*YOUR INSTRUCTIONS*. On every line of the listing, check for "Postback"; copy the lines that have it.

+ + +

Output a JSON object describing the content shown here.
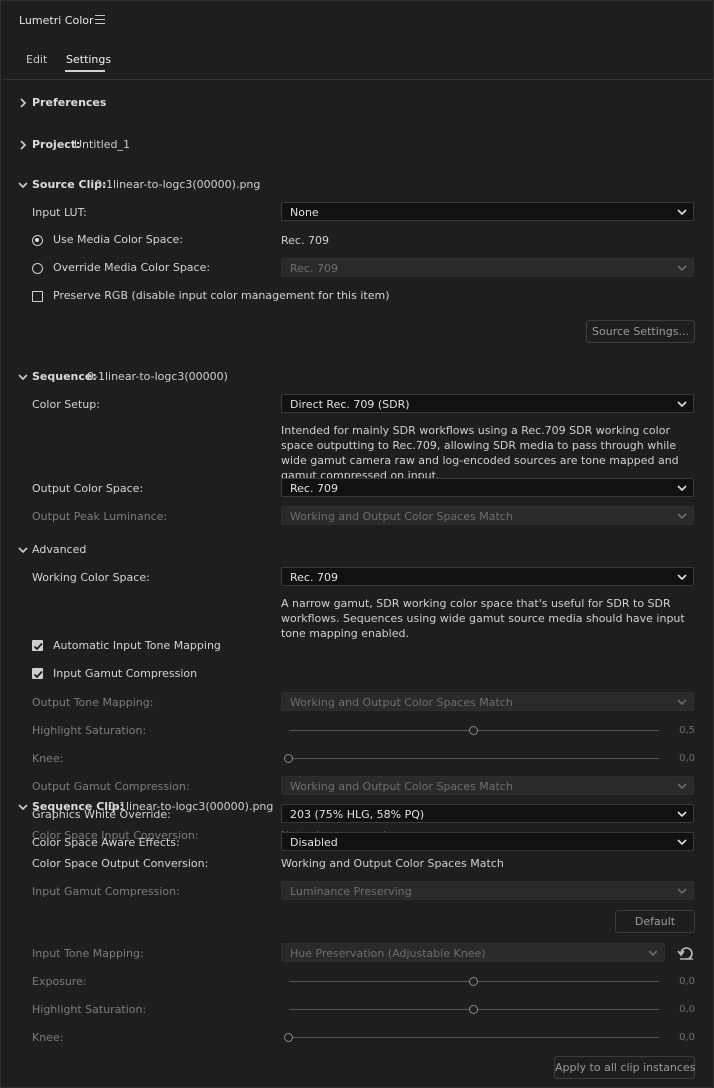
{
  "header": {
    "title": "Lumetri Color"
  },
  "tabs": [
    {
      "label": "Edit"
    },
    {
      "label": "Settings"
    }
  ],
  "sections": {
    "preferences": {
      "label": "Preferences"
    },
    "project": {
      "label": "Project:",
      "value": "Untitled_1"
    },
    "source_clip": {
      "label": "Source Clip:",
      "value": "0-1linear-to-logc3(00000).png",
      "input_lut_label": "Input LUT:",
      "input_lut_value": "None",
      "use_media_label": "Use Media Color Space:",
      "use_media_value": "Rec. 709",
      "override_label": "Override Media Color Space:",
      "override_value": "Rec. 709",
      "preserve_rgb_label": "Preserve RGB (disable input color management for this item)",
      "source_settings_button": "Source Settings..."
    },
    "sequence": {
      "label": "Sequence:",
      "value": "0-1linear-to-logc3(00000)",
      "color_setup_label": "Color Setup:",
      "color_setup_value": "Direct Rec. 709 (SDR)",
      "color_setup_desc": "Intended for mainly SDR workflows using a Rec.709 SDR working color space outputting to Rec.709, allowing SDR media to pass through while wide gamut camera raw and log-encoded sources are tone mapped and gamut compressed on input.",
      "output_cs_label": "Output Color Space:",
      "output_cs_value": "Rec. 709",
      "peak_lum_label": "Output Peak Luminance:",
      "peak_lum_value": "Working and Output Color Spaces Match"
    },
    "advanced": {
      "label": "Advanced",
      "working_cs_label": "Working Color Space:",
      "working_cs_value": "Rec. 709",
      "working_cs_desc": "A narrow gamut, SDR working color space that's useful for SDR to SDR workflows. Sequences using wide gamut source media should have input tone mapping enabled.",
      "auto_tone_label": "Automatic Input Tone Mapping",
      "gamut_comp_label": "Input Gamut Compression",
      "out_tone_label": "Output Tone Mapping:",
      "out_tone_value": "Working and Output Color Spaces Match",
      "highlight_sat_label": "Highlight Saturation:",
      "highlight_sat_value": "0,5",
      "highlight_sat_level": 0.5,
      "knee_label": "Knee:",
      "knee_value": "0,0",
      "knee_level": 0.0,
      "out_gamut_label": "Output Gamut Compression:",
      "out_gamut_value": "Working and Output Color Spaces Match",
      "gfx_white_label": "Graphics White Override:",
      "gfx_white_value": "203 (75% HLG, 58% PQ)",
      "cs_aware_label": "Color Space Aware Effects:",
      "cs_aware_value": "Disabled"
    },
    "seq_clip": {
      "label": "Sequence Clip:",
      "value": "0-1linear-to-logc3(00000).png",
      "cs_input_conv_label": "Color Space Input Conversion:",
      "cs_input_conv_value": "Not color managed",
      "cs_output_conv_label": "Color Space Output Conversion:",
      "cs_output_conv_value": "Working and Output Color Spaces Match",
      "input_gamut_label": "Input Gamut Compression:",
      "input_gamut_value": "Luminance Preserving",
      "default_button": "Default",
      "input_tone_label": "Input Tone Mapping:",
      "input_tone_value": "Hue Preservation (Adjustable Knee)",
      "exposure_label": "Exposure:",
      "exposure_value": "0,0",
      "exposure_level": 0.5,
      "hs_label": "Highlight Saturation:",
      "hs_value": "0,0",
      "hs_level": 0.5,
      "knee_label": "Knee:",
      "knee_value": "0,0",
      "knee_level": 0.0,
      "apply_button": "Apply to all clip instances"
    }
  }
}
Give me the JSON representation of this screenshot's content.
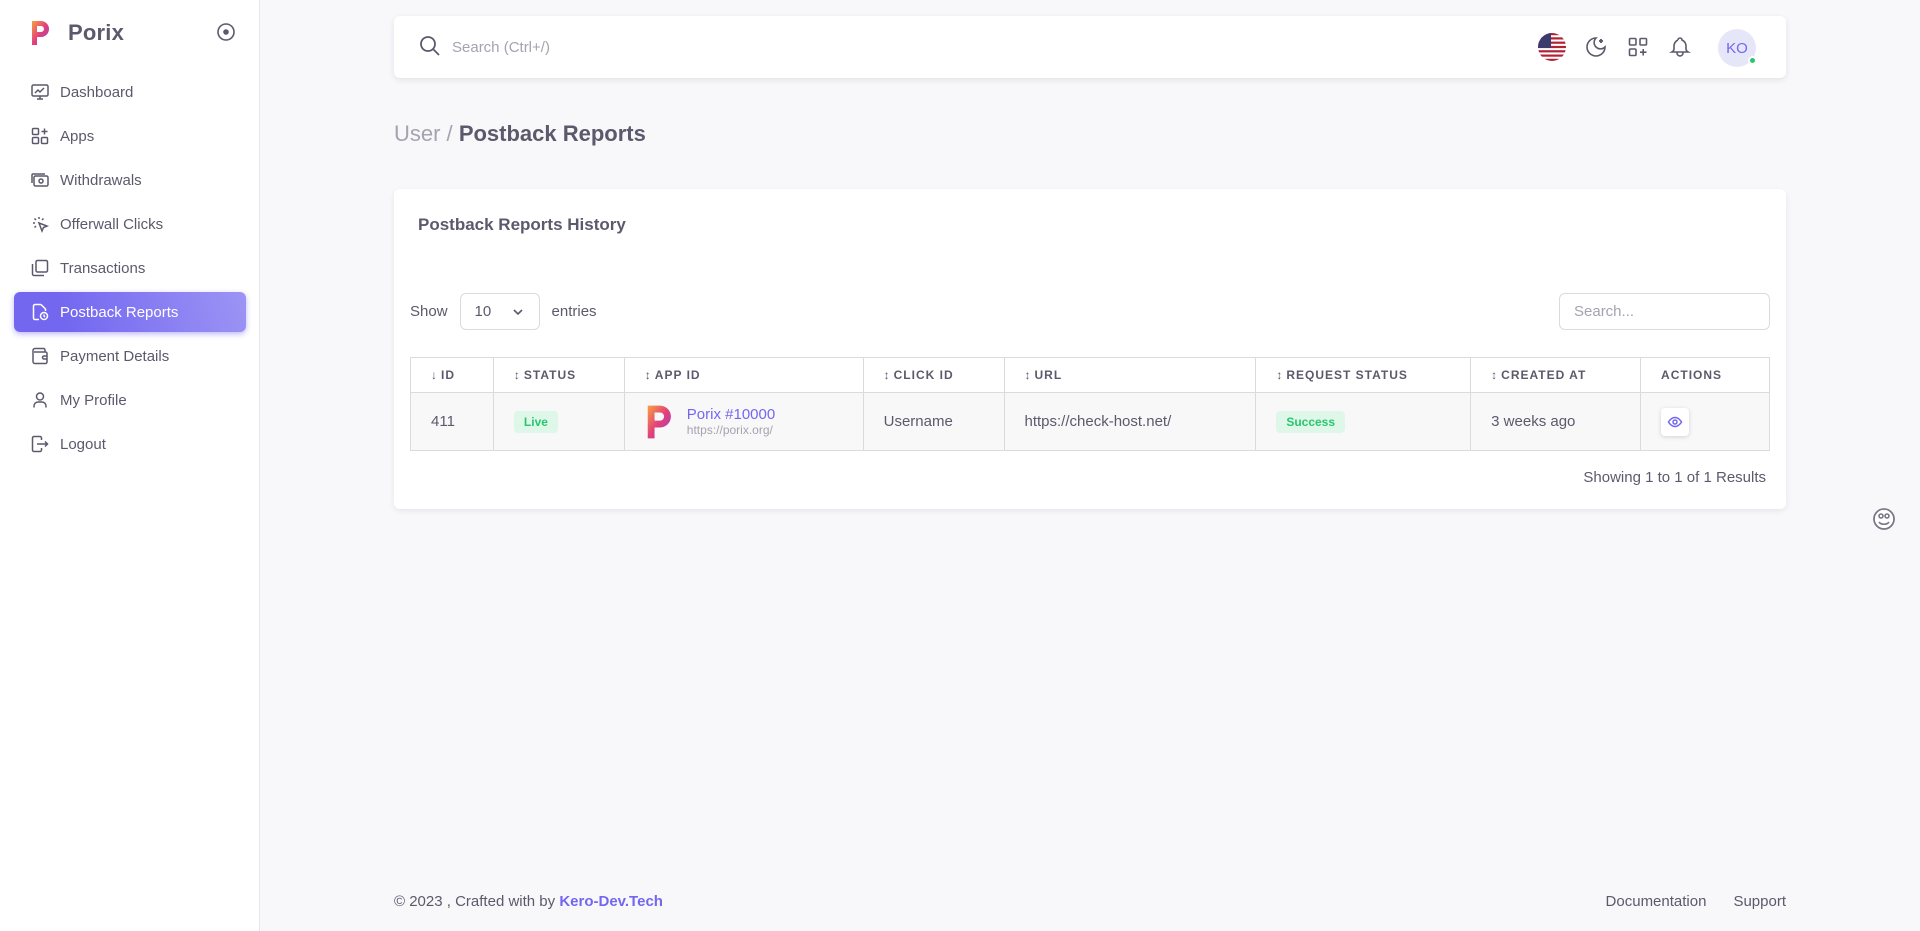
{
  "brand": {
    "name": "Porix",
    "icon": "porix-logo"
  },
  "sidebar": {
    "items": [
      {
        "label": "Dashboard",
        "icon": "dashboard-icon",
        "active": false
      },
      {
        "label": "Apps",
        "icon": "apps-icon",
        "active": false
      },
      {
        "label": "Withdrawals",
        "icon": "withdrawals-icon",
        "active": false
      },
      {
        "label": "Offerwall Clicks",
        "icon": "click-icon",
        "active": false
      },
      {
        "label": "Transactions",
        "icon": "transactions-icon",
        "active": false
      },
      {
        "label": "Postback Reports",
        "icon": "report-icon",
        "active": true
      },
      {
        "label": "Payment Details",
        "icon": "wallet-icon",
        "active": false
      },
      {
        "label": "My Profile",
        "icon": "user-icon",
        "active": false
      },
      {
        "label": "Logout",
        "icon": "logout-icon",
        "active": false
      }
    ]
  },
  "navbar": {
    "search_placeholder": "Search (Ctrl+/)",
    "avatar_initials": "KO"
  },
  "breadcrumb": {
    "parent": "User /",
    "current": "Postback Reports"
  },
  "card": {
    "title": "Postback Reports History",
    "show_label": "Show",
    "entries_label": "entries",
    "length_value": "10",
    "search_placeholder": "Search...",
    "columns": [
      "ID",
      "STATUS",
      "APP ID",
      "CLICK ID",
      "URL",
      "REQUEST STATUS",
      "CREATED AT",
      "ACTIONS"
    ],
    "rows": [
      {
        "id": "411",
        "status": "Live",
        "app_name": "Porix #10000",
        "app_url": "https://porix.org/",
        "click_id": "Username",
        "url": "https://check-host.net/",
        "request_status": "Success",
        "created_at": "3 weeks ago"
      }
    ],
    "info": "Showing 1 to 1 of 1 Results"
  },
  "footer": {
    "copyright": "© 2023 , Crafted with by",
    "author": "Kero-Dev.Tech",
    "links": [
      "Documentation",
      "Support"
    ]
  },
  "colors": {
    "primary": "#7367f0",
    "success": "#28c76f",
    "text": "#5d596c",
    "muted": "#a5a3ae"
  }
}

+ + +

*THE COMPLETED TASK*.
        "label": "Postback Reports",
    "current": "Postback Reports"
    "title": "Postback Reports History",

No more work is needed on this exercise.